Problem requirements: Your reply must consist of the data below, reproduced character for character.

Data provided:
----------------------------------------

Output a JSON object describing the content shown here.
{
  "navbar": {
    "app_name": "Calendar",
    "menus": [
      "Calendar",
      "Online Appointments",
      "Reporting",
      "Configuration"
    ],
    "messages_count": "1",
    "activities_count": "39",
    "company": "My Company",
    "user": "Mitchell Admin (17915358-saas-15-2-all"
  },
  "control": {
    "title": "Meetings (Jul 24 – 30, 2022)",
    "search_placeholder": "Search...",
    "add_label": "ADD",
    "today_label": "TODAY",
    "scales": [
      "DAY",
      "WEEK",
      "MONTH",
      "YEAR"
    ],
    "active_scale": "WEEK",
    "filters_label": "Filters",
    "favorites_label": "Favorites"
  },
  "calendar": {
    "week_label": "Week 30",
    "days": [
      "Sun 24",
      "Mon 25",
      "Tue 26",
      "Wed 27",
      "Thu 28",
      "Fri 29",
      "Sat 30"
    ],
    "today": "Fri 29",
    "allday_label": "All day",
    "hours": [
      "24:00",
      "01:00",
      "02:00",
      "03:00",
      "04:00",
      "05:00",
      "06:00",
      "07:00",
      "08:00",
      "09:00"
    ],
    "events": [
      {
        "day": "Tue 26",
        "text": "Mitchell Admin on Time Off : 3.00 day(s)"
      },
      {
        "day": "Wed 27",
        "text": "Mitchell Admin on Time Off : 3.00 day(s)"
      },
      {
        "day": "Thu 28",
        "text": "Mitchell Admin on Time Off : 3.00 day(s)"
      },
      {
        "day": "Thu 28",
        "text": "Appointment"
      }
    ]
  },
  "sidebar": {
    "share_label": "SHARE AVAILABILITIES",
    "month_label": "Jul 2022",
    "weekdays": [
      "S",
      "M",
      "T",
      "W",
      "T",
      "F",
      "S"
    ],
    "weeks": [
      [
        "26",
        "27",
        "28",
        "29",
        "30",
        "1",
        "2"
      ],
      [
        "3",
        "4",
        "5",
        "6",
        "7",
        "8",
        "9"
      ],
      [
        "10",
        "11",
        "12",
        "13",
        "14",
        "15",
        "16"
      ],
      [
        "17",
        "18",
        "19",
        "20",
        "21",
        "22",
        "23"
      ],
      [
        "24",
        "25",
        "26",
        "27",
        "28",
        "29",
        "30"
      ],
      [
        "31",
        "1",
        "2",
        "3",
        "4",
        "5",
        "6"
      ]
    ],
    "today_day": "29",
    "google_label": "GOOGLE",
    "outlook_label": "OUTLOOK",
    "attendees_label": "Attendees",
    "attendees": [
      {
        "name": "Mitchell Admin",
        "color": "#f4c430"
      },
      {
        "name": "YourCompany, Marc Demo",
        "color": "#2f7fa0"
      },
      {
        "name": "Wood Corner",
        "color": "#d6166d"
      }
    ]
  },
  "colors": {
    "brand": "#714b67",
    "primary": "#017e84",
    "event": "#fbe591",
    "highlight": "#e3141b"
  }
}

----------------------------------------

Answer for the task:
Output a JSON object describing the content shown here.
{
  "navbar": {
    "app_name": "Calendar",
    "menus": [
      "Calendar",
      "Online Appointments",
      "Reporting",
      "Configuration"
    ],
    "messages_count": "1",
    "activities_count": "39",
    "company": "My Company",
    "user": "Mitchell Admin (17915358-saas-15-2-all"
  },
  "control": {
    "title": "Meetings (Jul 24 – 30, 2022)",
    "search_placeholder": "Search...",
    "add_label": "ADD",
    "today_label": "TODAY",
    "scales": [
      "DAY",
      "WEEK",
      "MONTH",
      "YEAR"
    ],
    "active_scale": "WEEK",
    "filters_label": "Filters",
    "favorites_label": "Favorites"
  },
  "calendar": {
    "week_label": "Week 30",
    "days": [
      "Sun 24",
      "Mon 25",
      "Tue 26",
      "Wed 27",
      "Thu 28",
      "Fri 29",
      "Sat 30"
    ],
    "today": "Fri 29",
    "allday_label": "All day",
    "hours": [
      "24:00",
      "01:00",
      "02:00",
      "03:00",
      "04:00",
      "05:00",
      "06:00",
      "07:00",
      "08:00",
      "09:00"
    ],
    "events": [
      {
        "day": "Tue 26",
        "text": "Mitchell Admin on Time Off : 3.00 day(s)"
      },
      {
        "day": "Wed 27",
        "text": "Mitchell Admin on Time Off : 3.00 day(s)"
      },
      {
        "day": "Thu 28",
        "text": "Mitchell Admin on Time Off : 3.00 day(s)"
      },
      {
        "day": "Thu 28",
        "text": "Appointment"
      }
    ]
  },
  "sidebar": {
    "share_label": "SHARE AVAILABILITIES",
    "month_label": "Jul 2022",
    "weekdays": [
      "S",
      "M",
      "T",
      "W",
      "T",
      "F",
      "S"
    ],
    "weeks": [
      [
        "26",
        "27",
        "28",
        "29",
        "30",
        "1",
        "2"
      ],
      [
        "3",
        "4",
        "5",
        "6",
        "7",
        "8",
        "9"
      ],
      [
        "10",
        "11",
        "12",
        "13",
        "14",
        "15",
        "16"
      ],
      [
        "17",
        "18",
        "19",
        "20",
        "21",
        "22",
        "23"
      ],
      [
        "24",
        "25",
        "26",
        "27",
        "28",
        "29",
        "30"
      ],
      [
        "31",
        "1",
        "2",
        "3",
        "4",
        "5",
        "6"
      ]
    ],
    "today_day": "29",
    "google_label": "GOOGLE",
    "outlook_label": "OUTLOOK",
    "attendees_label": "Attendees",
    "attendees": [
      {
        "name": "Mitchell Admin",
        "color": "#f4c430"
      },
      {
        "name": "YourCompany, Marc Demo",
        "color": "#2f7fa0"
      },
      {
        "name": "Wood Corner",
        "color": "#d6166d"
      }
    ]
  },
  "colors": {
    "brand": "#714b67",
    "primary": "#017e84",
    "event": "#fbe591",
    "highlight": "#e3141b"
  }
}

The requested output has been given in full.